We’re disappointed with The House with a Clock in Its Walls, a children’s horror fantasy that insults its audience’s intelligence by assuming that this is the kind of simplistic shit kids love. We find some aspects of its design to enjoy but for the most part find it close to charm-free and not up to the standards of its stars – though Mike is keen to point out it’s probably director Eli Roth’s best film, which isn’t saying much. José goes on a rant about how often the adorableness of children in Hollywood cinema is signified by blue-eyes and the Nazi Aryan-worship implicit in such a consistent use of of that particular trope, as if dark-eyed children can’t per se be adorable.

The podcast can be listened to in the players above or on iTunes.

With José Arroyo of First Impressions and Michael Glass of Writing About Film.

Eavesdropping at the Movies 34 – Jumanji – Welcome To The Jungle

Jumanji-Welcome-to-the-Jungle-2017-Poster-jumanji-40796280-1000-662

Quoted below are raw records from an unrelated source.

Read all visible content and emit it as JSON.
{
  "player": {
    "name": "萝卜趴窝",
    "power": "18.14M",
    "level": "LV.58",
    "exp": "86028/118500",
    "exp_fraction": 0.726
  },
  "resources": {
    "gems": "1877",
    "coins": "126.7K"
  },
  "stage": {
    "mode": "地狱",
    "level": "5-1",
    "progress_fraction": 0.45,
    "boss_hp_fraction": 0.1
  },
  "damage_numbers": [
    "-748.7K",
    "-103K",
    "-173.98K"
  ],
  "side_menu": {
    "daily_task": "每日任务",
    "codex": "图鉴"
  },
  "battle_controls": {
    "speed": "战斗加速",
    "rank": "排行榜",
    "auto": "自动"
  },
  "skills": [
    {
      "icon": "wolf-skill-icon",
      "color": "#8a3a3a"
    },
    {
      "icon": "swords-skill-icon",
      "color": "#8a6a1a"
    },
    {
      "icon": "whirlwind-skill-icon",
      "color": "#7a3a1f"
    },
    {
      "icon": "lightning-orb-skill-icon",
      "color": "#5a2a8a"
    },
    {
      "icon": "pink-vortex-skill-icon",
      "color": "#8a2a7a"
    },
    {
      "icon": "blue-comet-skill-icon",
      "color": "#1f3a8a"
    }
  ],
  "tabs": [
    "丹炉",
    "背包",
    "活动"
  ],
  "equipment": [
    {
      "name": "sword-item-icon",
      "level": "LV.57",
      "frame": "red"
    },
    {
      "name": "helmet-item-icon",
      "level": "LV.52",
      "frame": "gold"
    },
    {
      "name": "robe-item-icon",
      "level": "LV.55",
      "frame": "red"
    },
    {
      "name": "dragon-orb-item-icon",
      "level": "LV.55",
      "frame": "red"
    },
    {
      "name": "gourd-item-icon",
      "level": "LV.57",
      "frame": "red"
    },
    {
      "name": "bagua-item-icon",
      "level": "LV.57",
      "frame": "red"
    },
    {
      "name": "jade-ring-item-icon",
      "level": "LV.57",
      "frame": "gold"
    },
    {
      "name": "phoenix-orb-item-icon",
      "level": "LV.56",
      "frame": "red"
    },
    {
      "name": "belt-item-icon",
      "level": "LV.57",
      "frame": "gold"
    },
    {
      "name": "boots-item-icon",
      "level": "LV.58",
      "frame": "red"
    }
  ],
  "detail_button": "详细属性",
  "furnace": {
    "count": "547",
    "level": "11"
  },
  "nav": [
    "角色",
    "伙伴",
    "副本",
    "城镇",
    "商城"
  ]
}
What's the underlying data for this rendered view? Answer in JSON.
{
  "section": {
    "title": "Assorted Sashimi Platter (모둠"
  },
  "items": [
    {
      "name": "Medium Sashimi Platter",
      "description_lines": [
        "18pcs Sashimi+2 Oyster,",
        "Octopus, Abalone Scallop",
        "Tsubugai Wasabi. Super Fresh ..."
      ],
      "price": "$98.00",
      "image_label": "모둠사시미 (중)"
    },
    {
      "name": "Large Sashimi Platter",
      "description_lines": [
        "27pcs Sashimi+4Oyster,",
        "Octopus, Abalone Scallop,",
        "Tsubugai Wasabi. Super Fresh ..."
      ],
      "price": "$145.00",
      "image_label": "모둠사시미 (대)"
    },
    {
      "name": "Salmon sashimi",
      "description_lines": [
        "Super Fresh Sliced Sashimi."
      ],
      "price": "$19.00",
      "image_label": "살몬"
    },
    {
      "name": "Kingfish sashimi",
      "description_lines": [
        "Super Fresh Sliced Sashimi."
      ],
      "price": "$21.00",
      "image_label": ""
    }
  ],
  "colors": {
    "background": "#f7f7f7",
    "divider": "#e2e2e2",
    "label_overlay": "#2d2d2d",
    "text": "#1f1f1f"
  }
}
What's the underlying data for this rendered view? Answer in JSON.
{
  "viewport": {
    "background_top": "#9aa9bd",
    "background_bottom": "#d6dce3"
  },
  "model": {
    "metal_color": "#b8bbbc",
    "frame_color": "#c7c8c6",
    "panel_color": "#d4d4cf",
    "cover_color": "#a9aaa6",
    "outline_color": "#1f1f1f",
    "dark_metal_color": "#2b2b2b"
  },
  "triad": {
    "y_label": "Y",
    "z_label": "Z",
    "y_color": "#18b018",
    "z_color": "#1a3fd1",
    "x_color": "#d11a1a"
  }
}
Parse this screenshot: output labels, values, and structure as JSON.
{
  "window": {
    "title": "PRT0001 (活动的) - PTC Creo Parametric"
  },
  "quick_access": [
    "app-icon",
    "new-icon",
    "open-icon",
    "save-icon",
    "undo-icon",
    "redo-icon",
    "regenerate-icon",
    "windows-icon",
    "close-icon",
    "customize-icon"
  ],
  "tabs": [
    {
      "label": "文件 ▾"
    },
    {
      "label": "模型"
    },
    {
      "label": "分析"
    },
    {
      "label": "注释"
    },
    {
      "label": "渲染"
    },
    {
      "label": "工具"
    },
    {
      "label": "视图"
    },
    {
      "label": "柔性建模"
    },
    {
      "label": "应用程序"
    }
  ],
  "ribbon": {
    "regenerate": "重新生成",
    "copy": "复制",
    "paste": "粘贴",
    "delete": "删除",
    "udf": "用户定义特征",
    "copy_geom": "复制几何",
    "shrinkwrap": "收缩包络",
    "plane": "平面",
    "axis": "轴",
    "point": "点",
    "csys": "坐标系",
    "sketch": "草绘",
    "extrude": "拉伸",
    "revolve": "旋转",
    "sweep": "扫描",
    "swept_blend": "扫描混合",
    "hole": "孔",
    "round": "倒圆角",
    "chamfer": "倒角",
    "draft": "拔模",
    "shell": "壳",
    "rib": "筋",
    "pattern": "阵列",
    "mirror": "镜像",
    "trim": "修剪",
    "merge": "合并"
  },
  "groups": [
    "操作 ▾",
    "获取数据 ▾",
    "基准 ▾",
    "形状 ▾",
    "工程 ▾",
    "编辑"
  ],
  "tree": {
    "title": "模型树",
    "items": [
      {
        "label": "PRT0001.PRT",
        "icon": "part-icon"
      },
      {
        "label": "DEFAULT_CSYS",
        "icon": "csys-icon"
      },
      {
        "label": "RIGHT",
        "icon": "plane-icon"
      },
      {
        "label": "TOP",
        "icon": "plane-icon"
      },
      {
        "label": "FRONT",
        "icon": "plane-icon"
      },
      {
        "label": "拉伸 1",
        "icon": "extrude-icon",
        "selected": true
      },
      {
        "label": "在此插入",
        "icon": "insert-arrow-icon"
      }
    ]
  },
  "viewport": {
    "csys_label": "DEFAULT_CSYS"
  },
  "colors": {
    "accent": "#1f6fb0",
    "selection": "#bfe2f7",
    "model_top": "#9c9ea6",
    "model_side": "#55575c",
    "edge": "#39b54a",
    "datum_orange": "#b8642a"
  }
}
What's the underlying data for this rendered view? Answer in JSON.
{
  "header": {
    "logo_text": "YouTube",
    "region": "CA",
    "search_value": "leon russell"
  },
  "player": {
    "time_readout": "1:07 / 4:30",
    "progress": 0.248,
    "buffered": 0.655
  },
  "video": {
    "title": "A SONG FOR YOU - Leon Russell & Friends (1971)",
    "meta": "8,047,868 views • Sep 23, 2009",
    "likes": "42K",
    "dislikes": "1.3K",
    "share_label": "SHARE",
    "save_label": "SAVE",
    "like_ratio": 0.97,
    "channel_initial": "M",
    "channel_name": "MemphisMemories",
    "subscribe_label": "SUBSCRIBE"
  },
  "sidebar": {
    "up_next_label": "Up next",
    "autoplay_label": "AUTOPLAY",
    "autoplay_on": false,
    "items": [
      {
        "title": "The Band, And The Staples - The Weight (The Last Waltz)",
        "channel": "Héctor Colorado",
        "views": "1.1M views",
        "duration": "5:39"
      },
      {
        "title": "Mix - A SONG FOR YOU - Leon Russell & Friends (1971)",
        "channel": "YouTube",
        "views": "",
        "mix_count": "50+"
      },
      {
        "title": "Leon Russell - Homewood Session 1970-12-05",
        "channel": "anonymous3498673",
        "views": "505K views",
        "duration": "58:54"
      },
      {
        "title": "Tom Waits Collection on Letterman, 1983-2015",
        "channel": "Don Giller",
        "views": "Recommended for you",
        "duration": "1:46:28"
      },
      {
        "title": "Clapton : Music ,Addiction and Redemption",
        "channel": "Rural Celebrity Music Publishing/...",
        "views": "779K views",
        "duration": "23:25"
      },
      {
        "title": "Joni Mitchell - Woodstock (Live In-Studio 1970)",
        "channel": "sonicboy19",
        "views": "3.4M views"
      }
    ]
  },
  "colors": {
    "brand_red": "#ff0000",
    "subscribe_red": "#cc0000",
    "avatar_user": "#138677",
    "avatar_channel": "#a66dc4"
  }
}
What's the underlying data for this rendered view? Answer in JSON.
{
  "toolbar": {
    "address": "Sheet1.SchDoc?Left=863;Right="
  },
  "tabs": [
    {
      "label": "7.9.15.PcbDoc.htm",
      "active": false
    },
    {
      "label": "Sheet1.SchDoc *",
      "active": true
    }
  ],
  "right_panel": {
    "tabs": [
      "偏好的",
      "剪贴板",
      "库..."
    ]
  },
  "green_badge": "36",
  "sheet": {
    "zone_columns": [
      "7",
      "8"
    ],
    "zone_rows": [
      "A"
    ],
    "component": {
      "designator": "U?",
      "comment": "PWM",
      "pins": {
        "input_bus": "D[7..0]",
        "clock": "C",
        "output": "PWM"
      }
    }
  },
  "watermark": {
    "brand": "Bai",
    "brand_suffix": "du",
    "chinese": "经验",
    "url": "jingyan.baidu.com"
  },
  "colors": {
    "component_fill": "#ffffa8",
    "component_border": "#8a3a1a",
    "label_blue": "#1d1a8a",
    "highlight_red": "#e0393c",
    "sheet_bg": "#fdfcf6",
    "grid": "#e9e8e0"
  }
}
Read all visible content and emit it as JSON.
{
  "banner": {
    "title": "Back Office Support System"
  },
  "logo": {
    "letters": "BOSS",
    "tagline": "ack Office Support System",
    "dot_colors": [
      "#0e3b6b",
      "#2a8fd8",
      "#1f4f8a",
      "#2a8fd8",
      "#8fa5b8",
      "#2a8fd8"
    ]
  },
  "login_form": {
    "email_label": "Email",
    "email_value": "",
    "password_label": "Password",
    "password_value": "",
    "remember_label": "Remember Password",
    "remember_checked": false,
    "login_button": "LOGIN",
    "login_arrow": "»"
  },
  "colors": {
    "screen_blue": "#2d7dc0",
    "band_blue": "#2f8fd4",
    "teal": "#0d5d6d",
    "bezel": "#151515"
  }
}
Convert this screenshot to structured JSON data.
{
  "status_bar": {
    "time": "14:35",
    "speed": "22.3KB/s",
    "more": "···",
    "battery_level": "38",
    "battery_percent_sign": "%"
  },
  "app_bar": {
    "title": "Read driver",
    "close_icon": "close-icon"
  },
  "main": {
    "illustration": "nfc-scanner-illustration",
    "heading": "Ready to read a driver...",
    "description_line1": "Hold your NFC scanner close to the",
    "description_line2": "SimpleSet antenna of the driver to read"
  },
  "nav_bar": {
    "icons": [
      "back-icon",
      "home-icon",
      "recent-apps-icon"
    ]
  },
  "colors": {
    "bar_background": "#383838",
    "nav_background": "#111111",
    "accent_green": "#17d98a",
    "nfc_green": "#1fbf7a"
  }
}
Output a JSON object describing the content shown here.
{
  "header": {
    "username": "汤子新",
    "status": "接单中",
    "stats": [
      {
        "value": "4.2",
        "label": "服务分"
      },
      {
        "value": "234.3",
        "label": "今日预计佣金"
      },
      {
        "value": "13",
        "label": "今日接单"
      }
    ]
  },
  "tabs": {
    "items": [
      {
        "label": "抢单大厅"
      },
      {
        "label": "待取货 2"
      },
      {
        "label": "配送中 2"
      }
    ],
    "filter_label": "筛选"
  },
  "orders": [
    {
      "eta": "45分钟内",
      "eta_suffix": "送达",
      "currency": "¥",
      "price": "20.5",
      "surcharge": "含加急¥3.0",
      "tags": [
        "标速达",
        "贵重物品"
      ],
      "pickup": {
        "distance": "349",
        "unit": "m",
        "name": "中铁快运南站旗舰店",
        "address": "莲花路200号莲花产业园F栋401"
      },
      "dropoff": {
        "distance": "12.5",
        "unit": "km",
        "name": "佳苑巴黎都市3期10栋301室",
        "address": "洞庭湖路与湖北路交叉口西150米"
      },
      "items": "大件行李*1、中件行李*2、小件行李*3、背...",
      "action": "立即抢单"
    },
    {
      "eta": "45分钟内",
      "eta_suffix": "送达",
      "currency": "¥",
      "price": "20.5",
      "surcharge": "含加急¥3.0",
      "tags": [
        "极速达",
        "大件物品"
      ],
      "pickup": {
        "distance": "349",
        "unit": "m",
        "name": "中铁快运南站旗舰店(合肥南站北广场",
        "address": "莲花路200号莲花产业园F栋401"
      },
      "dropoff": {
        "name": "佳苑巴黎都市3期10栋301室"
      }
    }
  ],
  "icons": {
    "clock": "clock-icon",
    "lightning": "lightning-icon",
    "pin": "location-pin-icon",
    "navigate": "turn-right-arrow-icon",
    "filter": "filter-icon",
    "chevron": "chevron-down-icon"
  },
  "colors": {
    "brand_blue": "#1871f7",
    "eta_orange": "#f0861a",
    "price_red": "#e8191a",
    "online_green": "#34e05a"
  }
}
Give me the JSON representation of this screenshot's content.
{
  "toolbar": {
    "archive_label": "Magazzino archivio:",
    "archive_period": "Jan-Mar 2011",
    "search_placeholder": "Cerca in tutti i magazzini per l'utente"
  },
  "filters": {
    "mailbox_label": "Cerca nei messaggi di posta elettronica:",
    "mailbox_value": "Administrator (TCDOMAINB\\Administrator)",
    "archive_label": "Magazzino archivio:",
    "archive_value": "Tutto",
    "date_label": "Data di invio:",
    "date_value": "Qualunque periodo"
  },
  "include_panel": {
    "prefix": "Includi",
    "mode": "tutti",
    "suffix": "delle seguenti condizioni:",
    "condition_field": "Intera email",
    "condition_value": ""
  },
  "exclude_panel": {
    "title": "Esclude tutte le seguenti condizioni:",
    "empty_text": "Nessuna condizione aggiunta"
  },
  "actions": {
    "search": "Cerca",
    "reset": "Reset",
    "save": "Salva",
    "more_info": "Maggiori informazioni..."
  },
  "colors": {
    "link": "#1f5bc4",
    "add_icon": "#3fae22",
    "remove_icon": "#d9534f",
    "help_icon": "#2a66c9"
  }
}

Boy oh boy, there’s a lot to talk about, and the word of the day is denial. Specifically, Mike’s unspoken, subcutaneous, existential denial that 1995’s Jumanji is crucially meaningful to him, because how else can you explain the tension in the air as he grapples with the simple question, “Do you recommend the new Jumanji?” Ironic, really. The new Jumanji depicts characters who are forced to confront harsh truths about themselves, and in doing so forces Mike to confront the fact that he can talk about Jumanji for an hour with very little prompting.

And that new Jumanji provides a surprising amount of food for thought. We discuss how the film uses and satirises videogames, how much it made us laugh, the Jonas Brothers, Mike being a sucker for a happy ending as usual and Jose rolling his eyes, the stereotypes from which the central characters are built, how the film has its sexist cake and eats it, the ways the stars play off each other and suit their roles, aspects of performance, the muddled nature of the world and fundamental change in the characters’ relationship to it, how much harder it is to play videogames than it is to watch films, moviegoers’ over-investment in films from decades past, and last year’s Power Rangers movie.

And it’s a name-heavy edition of the podcast, with Jose getting names wrong left, right, and centre, and a final, authoritative correction of our pronunciation of Jia Zhangke’s name. (Thanks to Sam and Jessy Stafford for their contributions.)

Recorded on 16th January 2018.

 

he podcast can be listened to in the player above or at this link

You can download it from i-tunes here.

We also now have a dedicated website.

 

José Arroyo and  Michael Glass of Writing About Film